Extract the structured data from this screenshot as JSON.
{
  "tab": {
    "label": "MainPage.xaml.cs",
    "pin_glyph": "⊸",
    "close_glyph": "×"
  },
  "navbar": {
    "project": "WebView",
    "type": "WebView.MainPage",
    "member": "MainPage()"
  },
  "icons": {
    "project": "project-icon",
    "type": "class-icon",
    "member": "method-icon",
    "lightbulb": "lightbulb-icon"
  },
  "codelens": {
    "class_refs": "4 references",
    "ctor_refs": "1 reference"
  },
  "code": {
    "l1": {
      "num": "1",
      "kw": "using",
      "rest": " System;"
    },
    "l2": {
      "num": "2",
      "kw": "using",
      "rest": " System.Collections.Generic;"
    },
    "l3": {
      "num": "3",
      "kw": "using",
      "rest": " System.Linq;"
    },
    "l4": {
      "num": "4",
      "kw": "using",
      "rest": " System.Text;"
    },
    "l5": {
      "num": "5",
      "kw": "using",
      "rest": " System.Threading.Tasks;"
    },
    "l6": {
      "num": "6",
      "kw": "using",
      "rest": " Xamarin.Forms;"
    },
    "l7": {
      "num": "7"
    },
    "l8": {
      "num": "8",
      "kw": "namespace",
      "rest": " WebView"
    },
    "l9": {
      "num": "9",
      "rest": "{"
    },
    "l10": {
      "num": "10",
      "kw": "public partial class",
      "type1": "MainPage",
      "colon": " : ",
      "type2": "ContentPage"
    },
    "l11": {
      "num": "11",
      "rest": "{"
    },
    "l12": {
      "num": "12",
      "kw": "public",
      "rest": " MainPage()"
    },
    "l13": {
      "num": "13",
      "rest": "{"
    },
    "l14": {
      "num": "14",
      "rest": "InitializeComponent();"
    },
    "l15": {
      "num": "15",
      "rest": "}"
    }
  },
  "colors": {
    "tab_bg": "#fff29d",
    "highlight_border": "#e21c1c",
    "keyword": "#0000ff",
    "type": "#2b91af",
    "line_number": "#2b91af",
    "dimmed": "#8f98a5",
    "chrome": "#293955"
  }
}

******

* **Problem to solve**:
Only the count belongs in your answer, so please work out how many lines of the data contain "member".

* **Result for this exercise**:
2